“It’s a very easy thing to do, awareness. You can go find two pictures on a website and say that you’re creating awareness, while the real hard work is taking people from awareness to impact,” he said of the mission driving his advocacy in a 2014 interview. “That’s why taking this imagery and moving it to exhibits, or to scientists at NASA, is important.”

A Monumental Legacy

Over a long and prolific career, David Breashears’ work as a cinematographer, producer, director and photographer netted him credits on nearly two dozen films, from documentaries to Hollywood blockbusters like Cliffhanger and Seven Years in Tibet. Through climbing, filmmaking and climate advocacy, he expanded society’s understanding of the Himalayas and Mount Everest while sounding the alarm about the fragility of that revered landscape in a changing climate.

“For his family and for people everywhere touched by his lifetime of accomplishments, it is an inestimable loss.”

David Breashears is survived by his wife, daughter, brother, and other family who issued a statement expressing their profound sadness at his passing:

“David was a beloved brother, uncle, father, friend, and colleague and a caring, impassioned advocate of adventure, exploration, and the health of our planet… What fulfilled him the most – where he’d want his legacy to lie – is his non-profit organization, GlacierWorks, which he founded in 2007 to highlight the Himalayan glaciers through art, science, and adventure. With GlacierWorks, he used his climbing and photography experience to create unique records revealing the dramatic effects of climate change on the historic mountain range.”

For the climbing community, Breashears’ death marks the loss of a visionary pioneer who helped chart new frontiers in mountaineering.
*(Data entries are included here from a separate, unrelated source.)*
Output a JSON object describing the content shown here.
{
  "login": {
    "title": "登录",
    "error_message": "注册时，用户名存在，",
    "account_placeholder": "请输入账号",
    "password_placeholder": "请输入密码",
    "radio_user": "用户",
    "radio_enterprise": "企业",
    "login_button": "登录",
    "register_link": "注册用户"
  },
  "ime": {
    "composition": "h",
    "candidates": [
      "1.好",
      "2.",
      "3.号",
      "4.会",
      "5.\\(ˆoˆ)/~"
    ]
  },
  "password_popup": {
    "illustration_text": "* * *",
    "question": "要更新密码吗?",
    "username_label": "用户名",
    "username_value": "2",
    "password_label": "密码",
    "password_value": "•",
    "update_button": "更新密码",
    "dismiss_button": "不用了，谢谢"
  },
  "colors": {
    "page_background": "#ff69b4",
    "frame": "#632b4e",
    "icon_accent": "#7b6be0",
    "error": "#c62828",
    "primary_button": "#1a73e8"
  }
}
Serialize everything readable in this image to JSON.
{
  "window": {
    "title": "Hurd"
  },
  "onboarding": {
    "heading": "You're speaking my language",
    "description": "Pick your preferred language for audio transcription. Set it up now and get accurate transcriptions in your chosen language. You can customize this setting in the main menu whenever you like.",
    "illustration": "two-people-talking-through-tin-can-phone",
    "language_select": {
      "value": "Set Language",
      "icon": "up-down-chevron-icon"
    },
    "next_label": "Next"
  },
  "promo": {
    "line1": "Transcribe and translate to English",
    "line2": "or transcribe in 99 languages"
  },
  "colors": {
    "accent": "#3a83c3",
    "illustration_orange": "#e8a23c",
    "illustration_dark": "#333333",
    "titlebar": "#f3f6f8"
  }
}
And for the countless people inspired by his films and advocacy around the world, it is the loss of an icon who brought the grandeur and fragility of Earth’s highest peaks into our collective awareness and consciousness. His legacy and impact are truly monumental.